It is a constant path, working all that out. It really is. Thankfully as you get older, though, or as you learn more about your illness(es), it becomes easier, and you know roughly what you’re doing.
When things have got difficult, though, you find you can take solace in the small things; fresh sheets, a cup of hot chocolate. Have a look and see what lovely things are around you today.
I have bipolar. We all know that. But what I’d like to talk about is how wonderful the people around me are. I live in a building filled with people mentally and physically different from ‘normal’. They are truly and thoroughly some of the best people I have ever met. So understanding, so caring.
Don’t judge us or pity us. The only hardship we face is people that don’t care.
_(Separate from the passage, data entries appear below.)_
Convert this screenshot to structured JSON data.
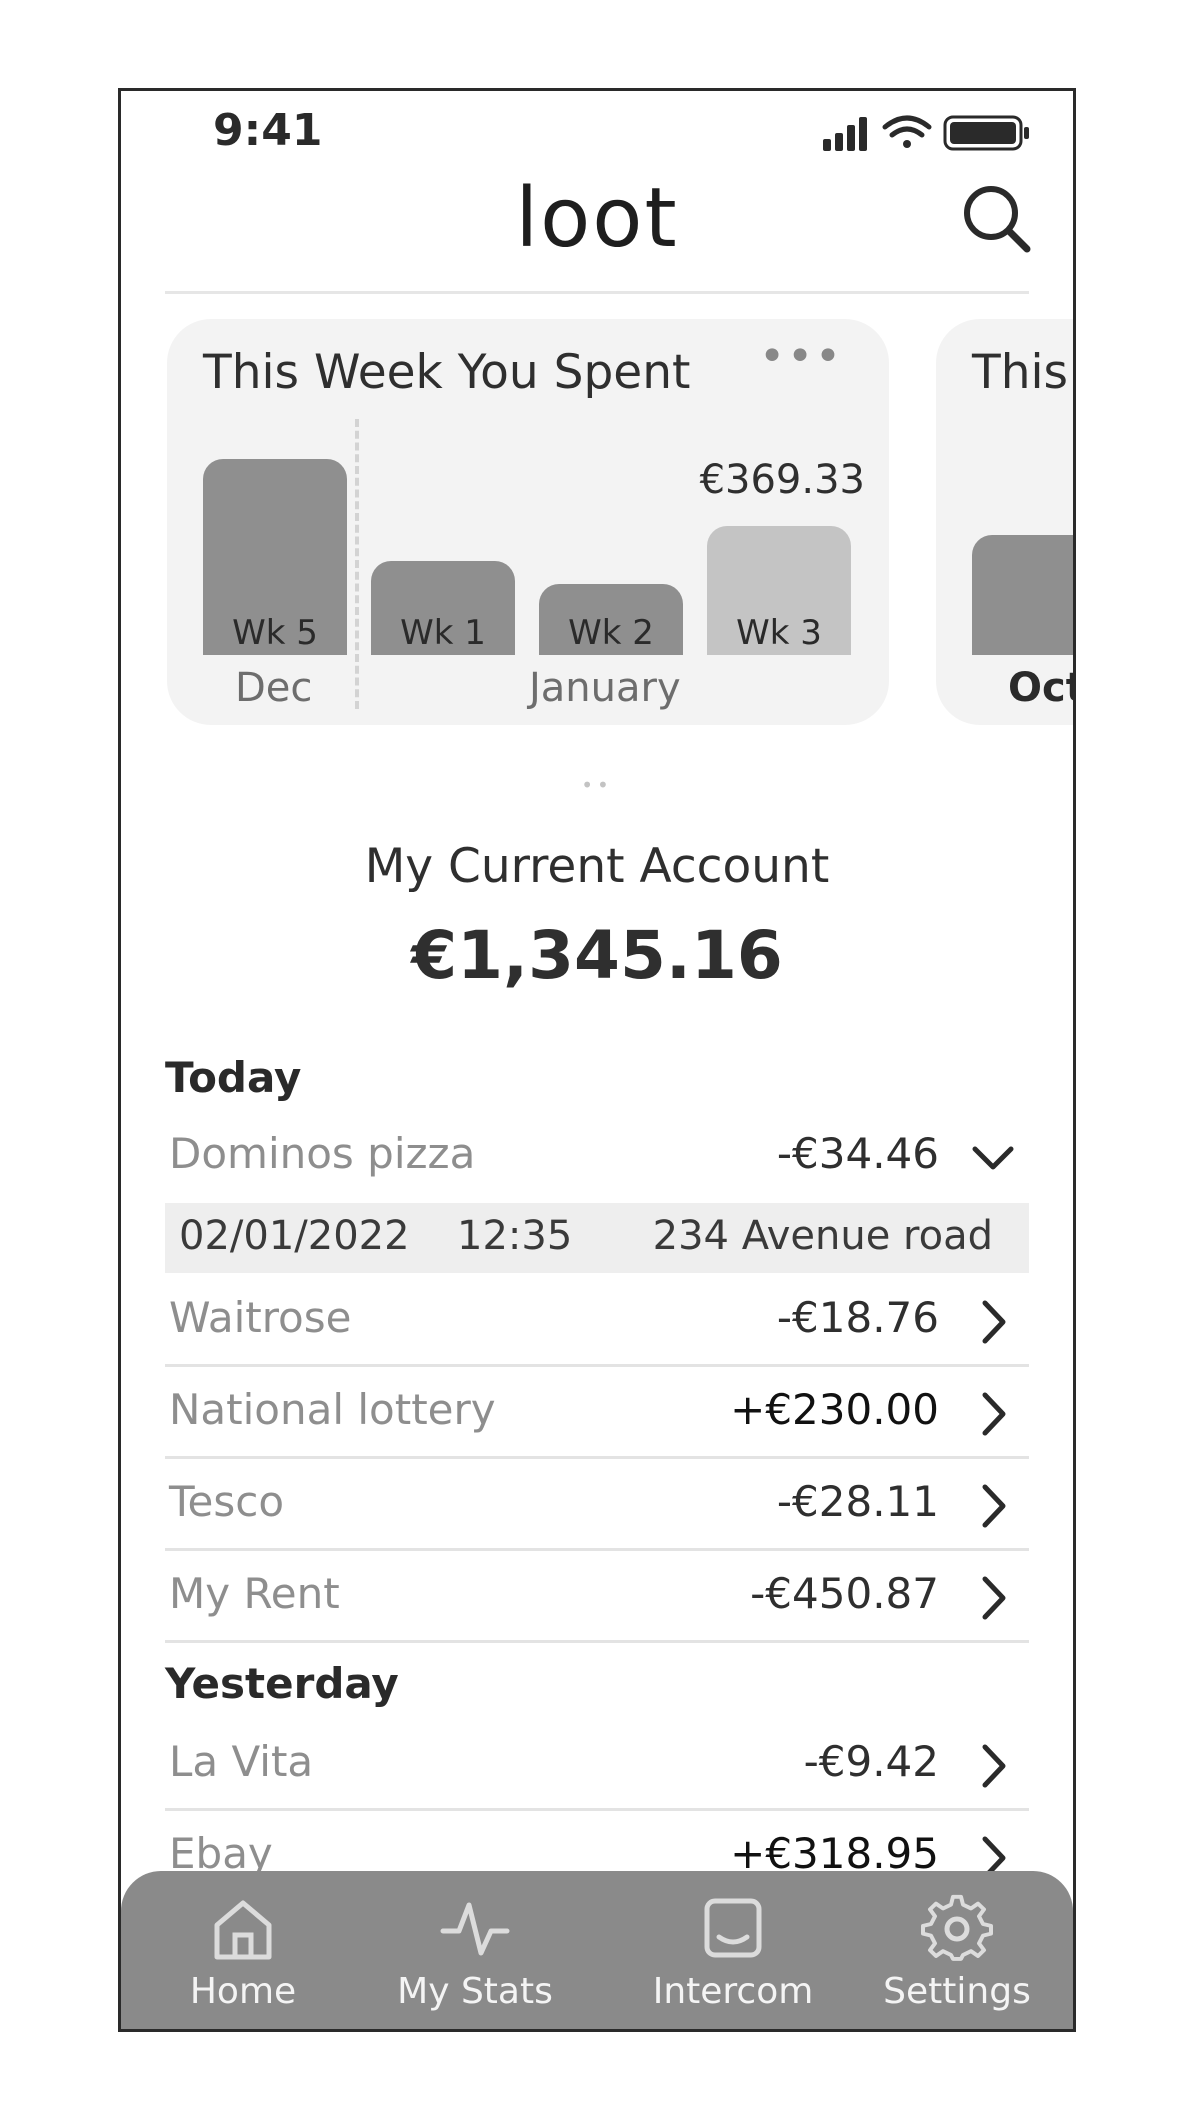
{
  "status_bar": {
    "time": "9:41"
  },
  "header": {
    "logo": "loot"
  },
  "spend_card": {
    "title": "This Week You Spent",
    "more": "•••",
    "highlight_value": "€369.33",
    "bars": [
      {
        "label": "Wk 5",
        "level": 1.0
      },
      {
        "label": "Wk 1",
        "level": 0.48
      },
      {
        "label": "Wk 2",
        "level": 0.36
      },
      {
        "label": "Wk 3",
        "level": 0.66
      }
    ],
    "months": [
      "Dec",
      "January"
    ]
  },
  "next_card": {
    "title": "This",
    "month": "Oct"
  },
  "pager": {
    "dots": "••"
  },
  "account": {
    "title": "My Current Account",
    "balance": "€1,345.16"
  },
  "sections": {
    "today": "Today",
    "yesterday": "Yesterday"
  },
  "transactions_today": [
    {
      "name": "Dominos pizza",
      "amount": "-€34.46"
    },
    {
      "name": "Waitrose",
      "amount": "-€18.76"
    },
    {
      "name": "National lottery",
      "amount": "+€230.00"
    },
    {
      "name": "Tesco",
      "amount": "-€28.11"
    },
    {
      "name": "My Rent",
      "amount": "-€450.87"
    }
  ],
  "expanded_detail": {
    "date": "02/01/2022",
    "time": "12:35",
    "location": "234 Avenue road"
  },
  "transactions_yesterday": [
    {
      "name": "La Vita",
      "amount": "-€9.42"
    },
    {
      "name": "Ebay",
      "amount": "+€318.95"
    }
  ],
  "tabbar": {
    "items": [
      {
        "label": "Home",
        "icon": "home-icon"
      },
      {
        "label": "My Stats",
        "icon": "pulse-icon"
      },
      {
        "label": "Intercom",
        "icon": "chat-icon"
      },
      {
        "label": "Settings",
        "icon": "gear-icon"
      }
    ]
  },
  "colors": {
    "bar": "#8f8f8f",
    "bar_highlight": "#c4c4c4",
    "tabbar": "#8a8a8a"
  }
}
One of the key tenets of Buddhism is that you do a job that is ethical. The funny thing is, what drew me to Buddhism is that it just seems to make sense to me. Moreover, I look back at my life, and I see it’s truth as it happened. I was happy, and well; thriving, when I volunteered for the FoodBank. I got very ill when I worked as a soulless marketer. I think about all the skills I’ve learned and will learn doing blogging, and I know I could apply it to something soulless and lucrative… but I don’t want to. Where would I get the motivation from?
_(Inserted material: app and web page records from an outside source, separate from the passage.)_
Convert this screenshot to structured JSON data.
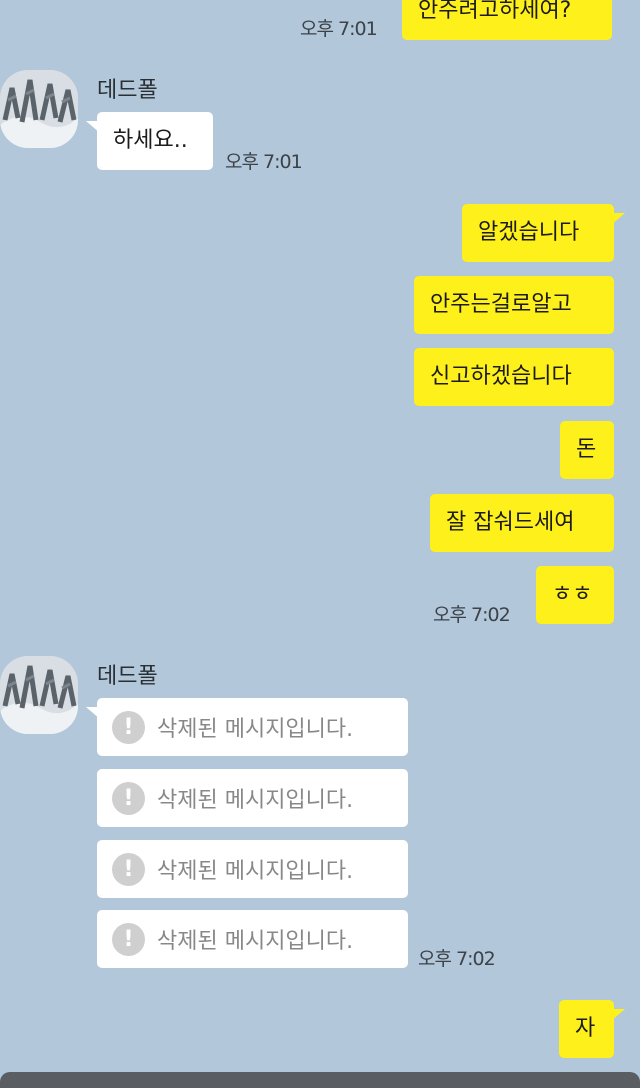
{
  "messages": {
    "top_bubble": "안주려고하세여?",
    "top_time": "오후 7:01",
    "first_sender": "데드폴",
    "first_bubble": "하세요..",
    "first_time": "오후 7:01",
    "my_block": [
      "알겠습니다",
      "안주는걸로알고",
      "신고하겠습니다",
      "돈",
      "잘 잡숴드세여",
      "ㅎㅎ"
    ],
    "my_block_time": "오후 7:02",
    "second_sender": "데드폴",
    "deleted_text": "삭제된 메시지입니다.",
    "deleted_time": "오후 7:02",
    "last_bubble": "자"
  },
  "icons": {
    "avatar": "profile-photo-icon",
    "warning": "exclamation-icon"
  },
  "colors": {
    "background": "#b2c7da",
    "my_bubble": "#fef01b",
    "their_bubble": "#ffffff"
  }
}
Building this idea is exciting and motivating. It means so much to see I’ve helped someone. I don’t know if this is spirituality or ethics or just plain sense, but I do this because I love it and I love the people I help.
Otherwise known as loving-kindness meditation, meta meditation increases empathy and compassion for the world around you. As a practice it comes from the Buddhist tradition, though you need not be Buddhist, or even religious, to benefit from the meditation.
To do it, all you need is a quiet spot and either good intentions or the wish to have good intentions.
Settle yourself into a comfortable position. Sitting with good posture is advisable, either on the floor or on a chair, though if you have knee troubles or other complications, lying down is absolutely fine.
Once you are settled, you do the meditation in three stages.
You say ‘May I be happy.’ Repeat that phrase 10 times, taking as long as you need.
You think of someone you know and love, saying ‘May [insert name] be happy.’ Repeat this 10 times, again taking as much time as you need.
Say ‘May all living creatures be happy,’ 10 times.
Practice when you need to – it has scope to transform your life; to add joyfulness and deeper understanding.